Sweets are served after the meal. Sweets are put in a jubako called fuchidaka (a tray with high edges) and a wooden toothpick called kuromoji is attached. There is one layer of fuchidaka for each guest, and each layer contains a sweet. The guest of honor leaves the bottom layer of the fuchidaka and passes it to the next guest (the next guest follows in the same way). Sweets are dished out on a kaishi (Japanese tissue) and eaten with a kuromoji.
Lacquerware was mainly used until the time of Rikyu, but various plates started to be used as domestic ceramics such as Oribe ware were developed.
Today, the dishes used for kaiseki ryori include pottery, porcelain, lacquer ware, plain wood and glass. Usually, lacquerware is used for the rice bowl and soup bowl. During a tea party, after the dishes go around from the guest of honor to the last guest and hassun is served, the host joins the guests and a drinking party starts, and after eating the sweets there is a break time when the guests leave to go to the reception room, and then return to where they were at the signal of a gong. However, tenshin is often served in a separate room during a so-called oyose chakai (a large tea party), and in this case the break time is omitted.

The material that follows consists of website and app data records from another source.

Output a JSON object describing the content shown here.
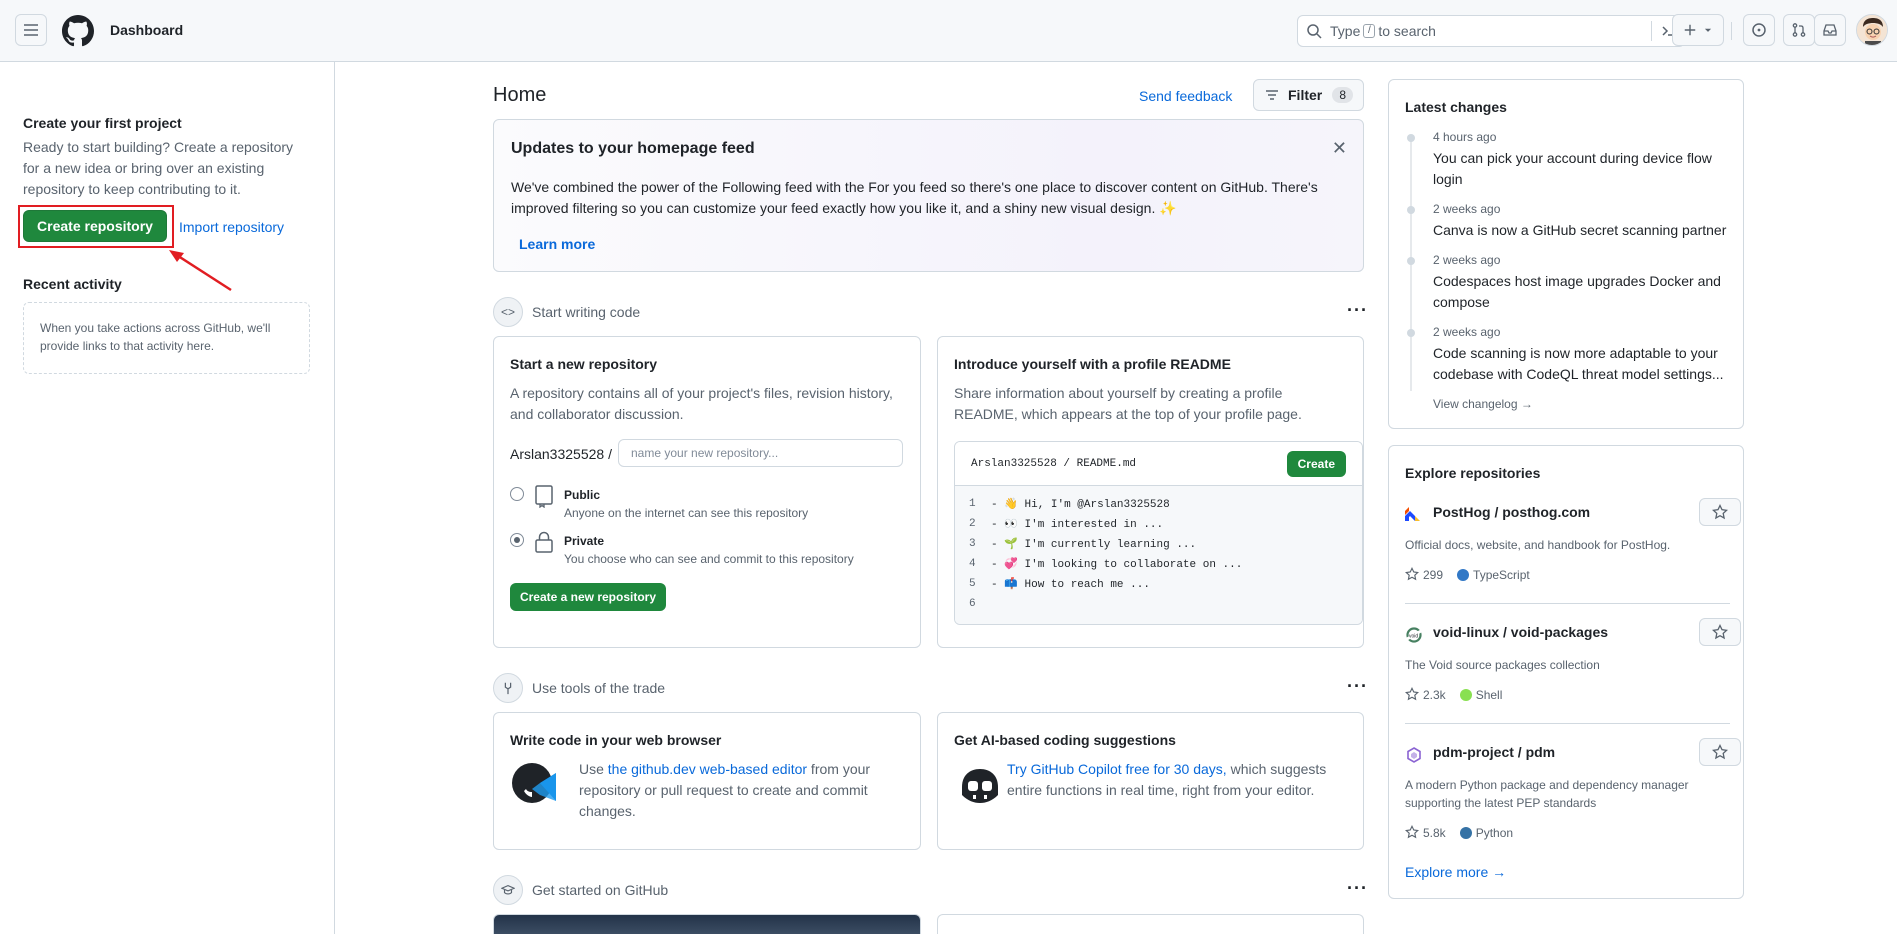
{
  "header": {
    "title": "Dashboard",
    "search": {
      "before_key": "Type",
      "key": "/",
      "after_key": "to search"
    }
  },
  "sidebar": {
    "create_title": "Create your first project",
    "create_desc": "Ready to start building? Create a repository for a new idea or bring over an existing repository to keep contributing to it.",
    "create_button": "Create repository",
    "import_link": "Import repository",
    "recent_title": "Recent activity",
    "recent_empty": "When you take actions across GitHub, we'll provide links to that activity here."
  },
  "main": {
    "title": "Home",
    "feedback": "Send feedback",
    "filter_label": "Filter",
    "filter_count": "8",
    "update": {
      "title": "Updates to your homepage feed",
      "text": "We've combined the power of the Following feed with the For you feed so there's one place to discover content on GitHub. There's improved filtering so you can customize your feed exactly how you like it, and a shiny new visual design. ✨",
      "learn_more": "Learn more"
    },
    "section1": "Start writing code",
    "new_repo": {
      "title": "Start a new repository",
      "desc": "A repository contains all of your project's files, revision history, and collaborator discussion.",
      "owner": "Arslan3325528 /",
      "placeholder": "name your new repository...",
      "public_label": "Public",
      "public_desc": "Anyone on the internet can see this repository",
      "private_label": "Private",
      "private_desc": "You choose who can see and commit to this repository",
      "button": "Create a new repository"
    },
    "readme": {
      "title": "Introduce yourself with a profile README",
      "desc": "Share information about yourself by creating a profile README, which appears at the top of your profile page.",
      "path": "Arslan3325528 / README.md",
      "create": "Create",
      "lines": [
        {
          "num": "1",
          "text": "- 👋 Hi, I'm @Arslan3325528"
        },
        {
          "num": "2",
          "text": "- 👀 I'm interested in ..."
        },
        {
          "num": "3",
          "text": "- 🌱 I'm currently learning ..."
        },
        {
          "num": "4",
          "text": "- 💞️ I'm looking to collaborate on ..."
        },
        {
          "num": "5",
          "text": "- 📫 How to reach me ..."
        },
        {
          "num": "6",
          "text": ""
        }
      ]
    },
    "section2": "Use tools of the trade",
    "browser": {
      "title": "Write code in your web browser",
      "pre": "Use ",
      "link": "the github.dev web-based editor",
      "post": " from your repository or pull request to create and commit changes."
    },
    "ai": {
      "title": "Get AI-based coding suggestions",
      "link": "Try GitHub Copilot free for 30 days,",
      "post": " which suggests entire functions in real time, right from your editor."
    },
    "section3": "Get started on GitHub"
  },
  "changes": {
    "title": "Latest changes",
    "items": [
      {
        "time": "4 hours ago",
        "text": "You can pick your account during device flow login"
      },
      {
        "time": "2 weeks ago",
        "text": "Canva is now a GitHub secret scanning partner"
      },
      {
        "time": "2 weeks ago",
        "text": "Codespaces host image upgrades Docker and compose"
      },
      {
        "time": "2 weeks ago",
        "text": "Code scanning is now more adaptable to your codebase with CodeQL threat model settings..."
      }
    ],
    "view_changelog": "View changelog →"
  },
  "explore": {
    "title": "Explore repositories",
    "repos": [
      {
        "owner": "PostHog",
        "name": "posthog.com",
        "desc": "Official docs, website, and handbook for PostHog.",
        "stars": "299",
        "lang": "TypeScript",
        "lang_color": "#3178c6"
      },
      {
        "owner": "void-linux",
        "name": "void-packages",
        "desc": "The Void source packages collection",
        "stars": "2.3k",
        "lang": "Shell",
        "lang_color": "#89e051"
      },
      {
        "owner": "pdm-project",
        "name": "pdm",
        "desc": "A modern Python package and dependency manager supporting the latest PEP standards",
        "stars": "5.8k",
        "lang": "Python",
        "lang_color": "#3572A5"
      }
    ],
    "more": "Explore more →"
  },
  "colors": {
    "accent": "#0969da",
    "primary_button": "#1f883d",
    "highlight_outline": "#e11d22"
  }
}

A jubako is used as a container to serve all the kaiseki dishes. Shokado-bento is served in the same way.
Famous restaurants serving kaiseki ryori include 'Hyotei' located near Nanzen-ji Temple in Kyoto, 'Kakiden' and 'Tsujitome' which are also located in Kyoto (these two restaurants are caterers), 'Kitcho' in Koraibashi in Osaka, and 'Shofukuro' in Higashiomi City, Shiga Prefecture.
All the above restaurants have a chashitsu (tea-ceremony room), and chaji can be conducted in some.